■ Instructions to follow
What lines of the data include the string "this"? Copy them all.
┄┄┄┄┄┄┄┄┄┄┄┄┄┄┄┄┄┄┄┄
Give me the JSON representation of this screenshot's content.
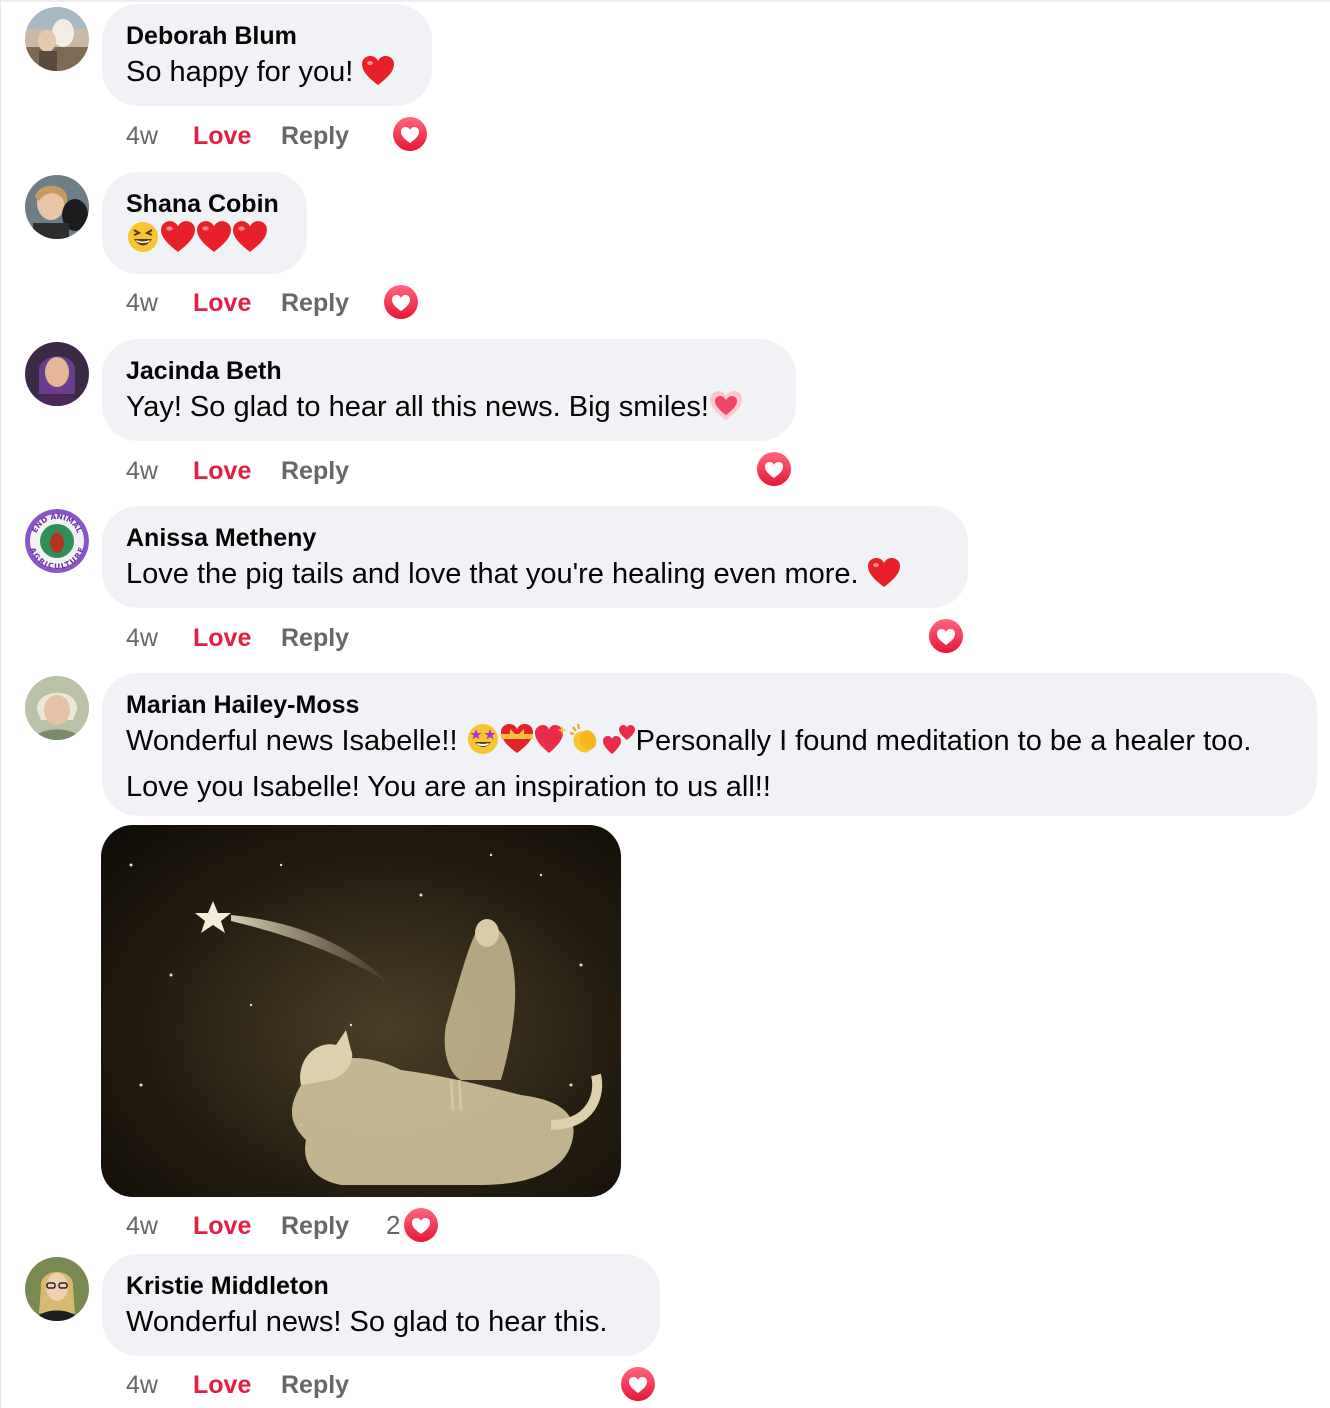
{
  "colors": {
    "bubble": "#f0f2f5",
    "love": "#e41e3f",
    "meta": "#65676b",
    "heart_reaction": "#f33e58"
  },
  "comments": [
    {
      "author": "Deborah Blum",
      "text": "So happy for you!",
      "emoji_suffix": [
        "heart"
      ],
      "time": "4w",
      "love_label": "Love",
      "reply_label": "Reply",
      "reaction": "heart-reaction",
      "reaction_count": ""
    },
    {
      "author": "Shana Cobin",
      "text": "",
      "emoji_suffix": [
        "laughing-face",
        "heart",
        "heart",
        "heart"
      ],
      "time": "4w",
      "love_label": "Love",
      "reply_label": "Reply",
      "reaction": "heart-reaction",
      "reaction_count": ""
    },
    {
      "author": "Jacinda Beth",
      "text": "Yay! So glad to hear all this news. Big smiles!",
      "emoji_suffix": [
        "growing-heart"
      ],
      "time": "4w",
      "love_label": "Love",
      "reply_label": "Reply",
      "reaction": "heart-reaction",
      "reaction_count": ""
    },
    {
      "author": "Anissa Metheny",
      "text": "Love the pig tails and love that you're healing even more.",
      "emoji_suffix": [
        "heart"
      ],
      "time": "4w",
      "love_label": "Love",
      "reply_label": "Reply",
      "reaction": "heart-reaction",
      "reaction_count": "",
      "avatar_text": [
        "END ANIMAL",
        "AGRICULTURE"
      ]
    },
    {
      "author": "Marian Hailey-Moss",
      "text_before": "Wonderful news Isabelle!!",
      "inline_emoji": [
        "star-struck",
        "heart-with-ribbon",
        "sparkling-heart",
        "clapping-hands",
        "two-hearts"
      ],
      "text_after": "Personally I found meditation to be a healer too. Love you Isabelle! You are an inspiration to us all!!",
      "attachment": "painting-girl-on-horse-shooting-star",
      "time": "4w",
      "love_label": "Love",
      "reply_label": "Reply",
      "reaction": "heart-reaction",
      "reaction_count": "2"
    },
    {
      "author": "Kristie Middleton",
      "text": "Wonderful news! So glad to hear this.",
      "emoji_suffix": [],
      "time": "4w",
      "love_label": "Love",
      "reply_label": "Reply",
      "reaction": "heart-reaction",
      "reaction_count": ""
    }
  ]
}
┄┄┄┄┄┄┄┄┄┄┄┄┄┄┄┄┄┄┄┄
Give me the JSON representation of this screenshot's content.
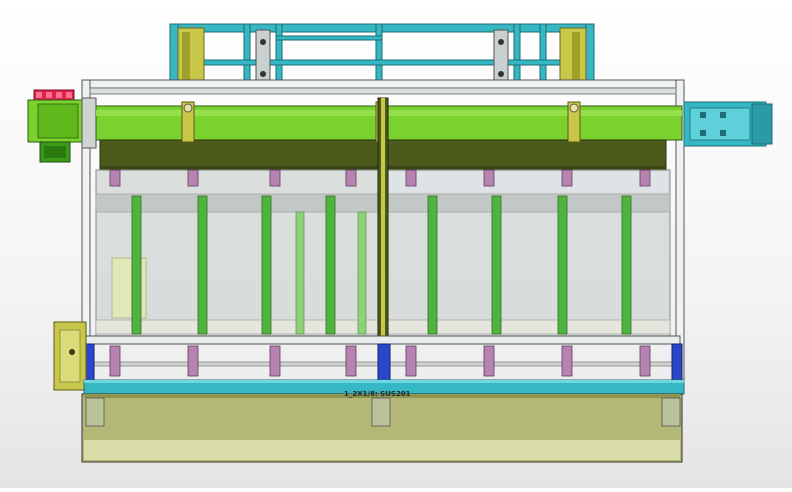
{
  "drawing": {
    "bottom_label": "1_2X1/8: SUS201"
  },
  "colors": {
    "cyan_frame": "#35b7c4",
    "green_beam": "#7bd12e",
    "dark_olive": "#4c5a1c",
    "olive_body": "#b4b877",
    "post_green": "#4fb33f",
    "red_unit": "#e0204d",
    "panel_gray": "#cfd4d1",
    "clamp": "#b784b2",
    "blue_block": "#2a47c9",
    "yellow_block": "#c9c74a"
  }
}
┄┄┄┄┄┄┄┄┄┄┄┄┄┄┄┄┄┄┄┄
■ Final answer
Give me the JSON representation of this screenshot's content.
      "text": "Yay! So glad to hear all this news. Big smiles!",
      "text": "Wonderful news! So glad to hear this.",
Give me the JSON representation of this screenshot's content.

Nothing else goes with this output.